(What the exercise asks) Exact copies of all the lines below are wanted, without a single picture.

(Provided data)

• • • •

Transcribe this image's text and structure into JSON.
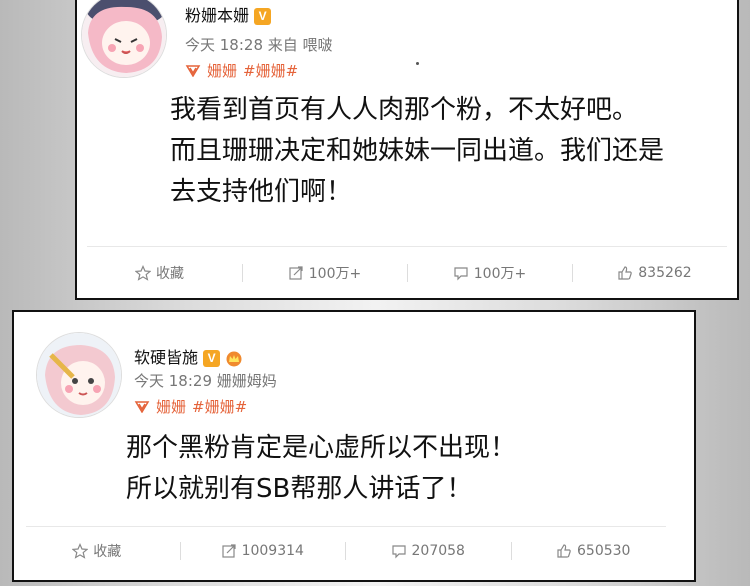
{
  "posts": [
    {
      "username": "粉姗本姗",
      "time": "今天 18:28",
      "source": "来自 喂啵",
      "topics": [
        "姗姗",
        "#姗姗#"
      ],
      "content": [
        "我看到首页有人人肉那个粉，不太好吧。",
        "而且珊珊决定和她妹妹一同出道。我们还是",
        "去支持他们啊！"
      ],
      "actions": {
        "favorite": "收藏",
        "repost": "100万+",
        "comment": "100万+",
        "like": "835262"
      }
    },
    {
      "username": "软硬皆施",
      "time": "今天 18:29",
      "source": "姗姗姆妈",
      "topics": [
        "姗姗",
        "#姗姗#"
      ],
      "content": [
        "那个黑粉肯定是心虚所以不出现！",
        "所以就别有SB帮那人讲话了！"
      ],
      "actions": {
        "favorite": "收藏",
        "repost": "1009314",
        "comment": "207058",
        "like": "650530"
      }
    }
  ],
  "colors": {
    "topic": "#e5633a",
    "verified": "#f5a623",
    "meta": "#777777"
  }
}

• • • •

(Answer to this problem)
Transcribe this image's text and structure into JSON.
{
  "posts": [
    {
      "username": "粉姗本姗",
      "time": "今天 18:28",
      "source": "来自 喂啵",
      "topics": [
        "姗姗",
        "#姗姗#"
      ],
      "content": [
        "我看到首页有人人肉那个粉，不太好吧。",
        "而且珊珊决定和她妹妹一同出道。我们还是",
        "去支持他们啊！"
      ],
      "actions": {
        "favorite": "收藏",
        "repost": "100万+",
        "comment": "100万+",
        "like": "835262"
      }
    },
    {
      "username": "软硬皆施",
      "time": "今天 18:29",
      "source": "姗姗姆妈",
      "topics": [
        "姗姗",
        "#姗姗#"
      ],
      "content": [
        "那个黑粉肯定是心虚所以不出现！",
        "所以就别有SB帮那人讲话了！"
      ],
      "actions": {
        "favorite": "收藏",
        "repost": "1009314",
        "comment": "207058",
        "like": "650530"
      }
    }
  ],
  "colors": {
    "topic": "#e5633a",
    "verified": "#f5a623",
    "meta": "#777777"
  }
}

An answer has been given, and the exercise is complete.